Nearly 30 officers and troopers had their body cameras on during the shootout, court documents said.

After weeks of delayed court hearings while under care at Baystate, Nguyen appeared for the first time in Springfield District Court via Zoom on Feb. 16 to face charges of armed assault with intent to murder, five counts of assault with a dangerous weapon, carrying counterfeit money and carrying a dangerous weapon, public records stated.

Truex was taken to the hospital and released later the morning of Jan. 27.

“I’m thankful our officer is going to be OK and no other officers or civilians were harmed during this dangerous encounter,” Springfield Police Commissioner Cheryl Clapprood said in a statement the morning of the shooting.

At an event at the Basketball Hall of Fame the same morning, Springfield Mayor Domenic Sarno said the police acted professionally in response to a dangerous situation.

“A flare gun is a danger and — again — the officer was hit,” he said.

He said he was waiting for Hampden District Attorney Anthony Gulluni to complete his investigation into the incident — “and we’ll go on from there.”

The investigation is still ongoing, a spokesperson for the district attorney said Thursday.

MassLive reporter Tristan Smith contributed to this story.


©2022 Advance Local Media LLC.


Distributed by Tribune Content Agency, LLC.

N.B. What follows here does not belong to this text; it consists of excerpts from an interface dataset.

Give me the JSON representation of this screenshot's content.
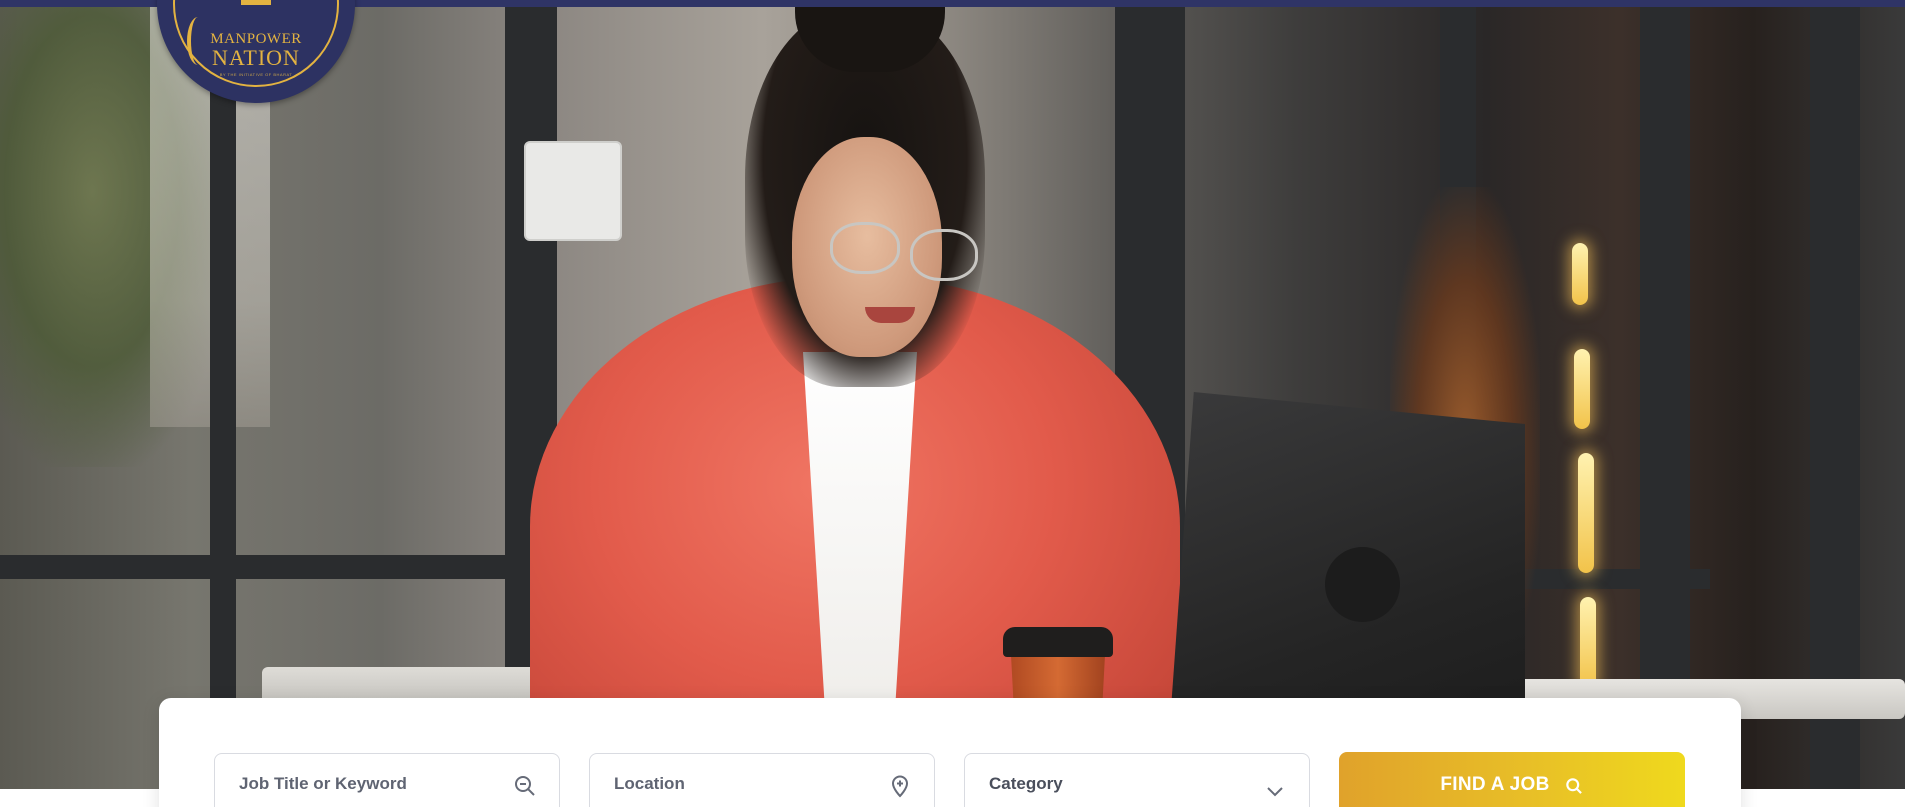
{
  "brand": {
    "logo_line1": "MANPOWER",
    "logo_line2": "NATION",
    "logo_tagline": "BY THE INITIATIVE OF BHARAT"
  },
  "colors": {
    "top_bar": "#2f3466",
    "logo_bg": "#2d3262",
    "logo_gold": "#e3b341",
    "button_gradient_start": "#e0a22b",
    "button_gradient_end": "#efd91d"
  },
  "hero": {
    "image_alt": "woman in coral blazer working on laptop at outdoor cafe"
  },
  "search": {
    "keyword": {
      "value": "",
      "placeholder": "Job Title or Keyword",
      "icon": "search-icon"
    },
    "location": {
      "value": "",
      "placeholder": "Location",
      "icon": "map-pin-icon"
    },
    "category": {
      "selected": "Category",
      "icon": "chevron-down-icon"
    },
    "submit": {
      "label": "FIND A JOB",
      "icon": "search-icon"
    }
  }
}
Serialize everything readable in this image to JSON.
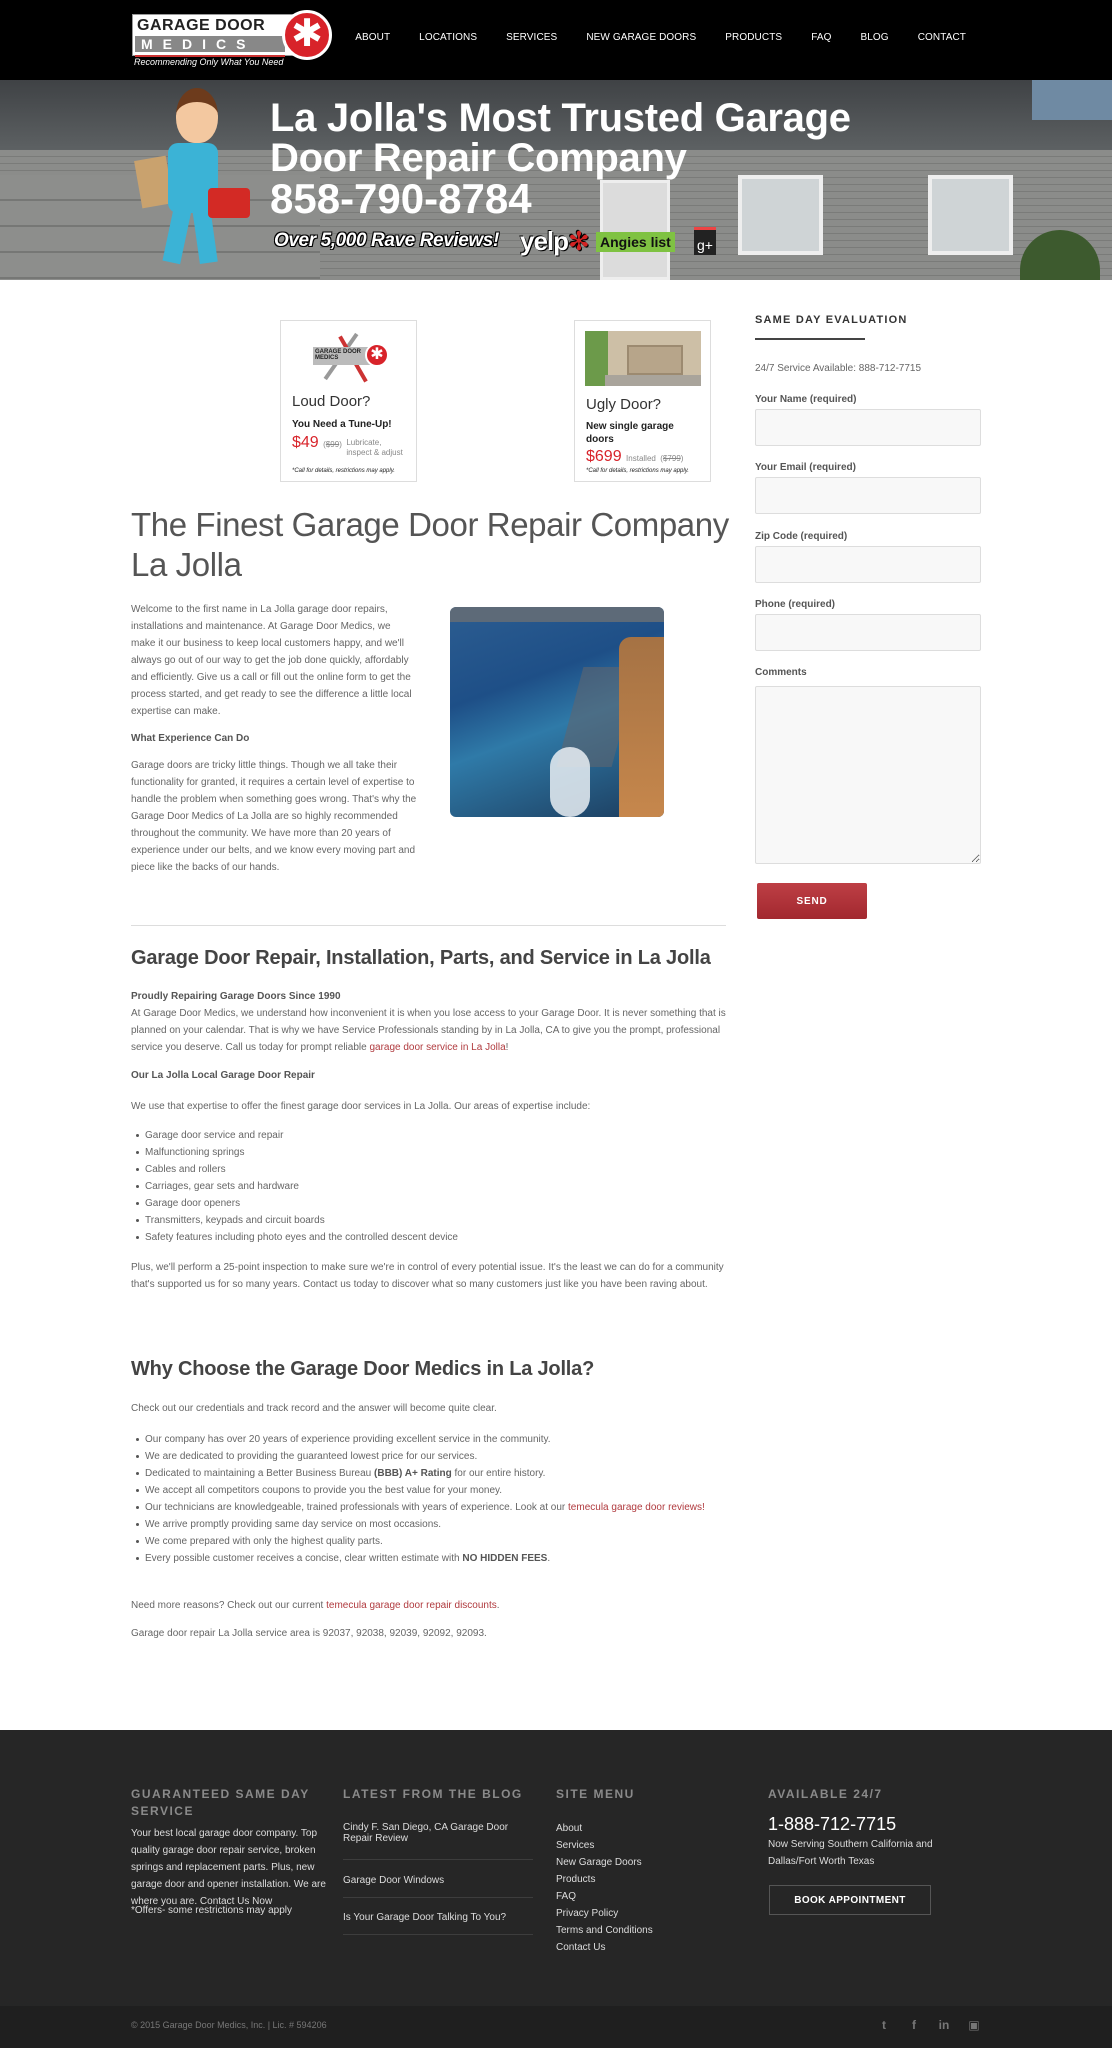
{
  "header": {
    "logo": {
      "line1": "GARAGE DOOR",
      "line2": "MEDICS",
      "tagline": "Recommending Only What You Need",
      "icon": "star-of-life-icon"
    },
    "nav": [
      "ABOUT",
      "LOCATIONS",
      "SERVICES",
      "NEW GARAGE DOORS",
      "PRODUCTS",
      "FAQ",
      "BLOG",
      "CONTACT"
    ]
  },
  "hero": {
    "title_line1": "La Jolla's Most Trusted Garage",
    "title_line2": "Door Repair Company",
    "phone": "858-790-8784",
    "reviews": "Over 5,000 Rave Reviews!",
    "badges": {
      "yelp": "yelp",
      "angies": "Angies list",
      "gplus": "g+"
    }
  },
  "promos": [
    {
      "title": "Loud Door?",
      "subtitle": "You Need a Tune-Up!",
      "price": "$49",
      "old_price": "$99",
      "note": "Lubricate, inspect & adjust",
      "fine": "*Call for details, restrictions may apply."
    },
    {
      "title": "Ugly Door?",
      "subtitle": "New single garage doors",
      "price": "$699",
      "note": "Installed",
      "old_price": "$799",
      "fine": "*Call for details, restrictions may apply."
    }
  ],
  "section1": {
    "heading": "The Finest Garage Door Repair Company La Jolla",
    "intro": "Welcome to the first name in La Jolla garage door repairs, installations and maintenance. At Garage Door Medics, we make it our business to keep local customers happy, and we'll always go out of our way to get the job done quickly, affordably and efficiently. Give us a call or fill out the online form to get the process started, and get ready to see the difference a little local expertise can make.",
    "subheading": "What Experience Can Do",
    "body": "Garage doors are tricky little things. Though we all take their functionality for granted, it requires a certain level of expertise to handle the problem when something goes wrong. That's why the Garage Door Medics of La Jolla are so highly recommended throughout the community. We have more than 20 years of experience under our belts, and we know every moving part and piece like the backs of our hands."
  },
  "section2": {
    "heading": "Garage Door Repair, Installation, Parts, and Service in La Jolla",
    "bold": "Proudly Repairing Garage Doors Since 1990",
    "para": "At Garage Door Medics, we understand how inconvenient it is when you lose access to your Garage Door. It is never something that is planned on your calendar. That is why we have Service Professionals standing by in La Jolla, CA to give you the prompt, professional service you deserve. Call us today for prompt reliable ",
    "para_link": "garage door service in La Jolla",
    "para_end": "!",
    "subheading": "Our La Jolla Local Garage Door Repair",
    "intro": "We use that expertise to offer the finest garage door services in La Jolla. Our areas of expertise include:",
    "list": [
      "Garage door service and repair",
      "Malfunctioning springs",
      "Cables and rollers",
      "Carriages, gear sets and hardware",
      "Garage door openers",
      "Transmitters, keypads and circuit boards",
      "Safety features including photo eyes and the controlled descent device"
    ],
    "closing": "Plus, we'll perform a 25-point inspection to make sure we're in control of every potential issue. It's the least we can do for a community that's supported us for so many years. Contact us today to discover what so many customers just like you have been raving about."
  },
  "section3": {
    "heading": "Why Choose the Garage Door Medics in La Jolla?",
    "intro": "Check out our credentials and track record and the answer will become quite clear.",
    "list": [
      "Our company has over 20 years of experience providing excellent service in the community.",
      "We are dedicated to providing the guaranteed lowest price for our services.",
      "Dedicated to maintaining a Better Business Bureau ",
      "We accept all competitors coupons to provide you the best value for your money.",
      "Our technicians are knowledgeable, trained professionals with years of experience.  Look at our ",
      "We arrive promptly providing same day service on most occasions.",
      "We come prepared with only the highest quality parts.",
      "Every possible customer receives a concise, clear written estimate with "
    ],
    "bbb_bold": "(BBB) A+ Rating",
    "bbb_end": " for our entire history.",
    "reviews_link": "temecula garage door reviews",
    "reviews_end": "!",
    "fees_bold": "NO HIDDEN FEES",
    "fees_end": ".",
    "need_more": "Need more reasons?  Check out our current ",
    "discounts_link": "temecula garage door repair discounts",
    "need_more_end": ".",
    "service_area": "Garage door repair La Jolla service area is 92037, 92038, 92039, 92092, 92093."
  },
  "sidebar": {
    "title": "SAME DAY EVALUATION",
    "service": "24/7 Service Available: 888-712-7715",
    "fields": [
      {
        "label": "Your Name (required)",
        "value": ""
      },
      {
        "label": "Your Email (required)",
        "value": ""
      },
      {
        "label": "Zip Code (required)",
        "value": ""
      },
      {
        "label": "Phone (required)",
        "value": ""
      }
    ],
    "comments_label": "Comments",
    "comments_value": "",
    "send": "SEND"
  },
  "footer": {
    "col1": {
      "title": "GUARANTEED SAME DAY SERVICE",
      "text": "Your best local garage door company. Top quality garage door repair service, broken springs and replacement parts. Plus, new garage door and opener installation. We are where you are. Contact Us Now",
      "offer": "*Offers- some restrictions may apply"
    },
    "col2": {
      "title": "LATEST FROM THE BLOG",
      "posts": [
        "Cindy F. San Diego, CA Garage Door Repair Review",
        "Garage Door Windows",
        "Is Your Garage Door Talking To You?"
      ]
    },
    "col3": {
      "title": "SITE MENU",
      "links": [
        "About",
        "Services",
        "New Garage Doors",
        "Products",
        "FAQ",
        "Privacy Policy",
        "Terms and Conditions",
        "Contact Us"
      ]
    },
    "col4": {
      "title": "AVAILABLE 24/7",
      "phone": "1-888-712-7715",
      "serving": "Now Serving Southern California and Dallas/Fort Worth Texas",
      "book": "BOOK APPOINTMENT"
    },
    "copyright": "© 2015 Garage Door Medics, Inc. | Lic. # 594206",
    "social": [
      {
        "name": "twitter-icon",
        "glyph": "𝕥"
      },
      {
        "name": "facebook-icon",
        "glyph": "f"
      },
      {
        "name": "linkedin-icon",
        "glyph": "in"
      },
      {
        "name": "youtube-icon",
        "glyph": "▶"
      }
    ]
  },
  "colors": {
    "accent": "#b03a3e",
    "price_red": "#d8232a",
    "footer_bg": "#262626",
    "header_bg": "#000000"
  }
}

Sponsored Recommendations

Build Your Real-Time Crime Center

March 19, 2024
A checklist for success

Whitepaper: A New Paradigm in Digital Investigations

July 28, 2023
Modernize your agency’s approach to get ahead of the digital evidence challenge

A New Paradigm in Digital Investigations

June 6, 2023
Modernize your agency’s approach to get ahead of the digital evidence challenge.

Listen to Real-Time Emergency 911 Calls in the Field

Feb. 8, 2023
Discover advanced technology that allows officers in the field to listen to emergency calls from their vehicles in real time and immediately identify the precise location of the...

Voice your opinion!

To join the conversation, and become an exclusive member of Officer, create an account today!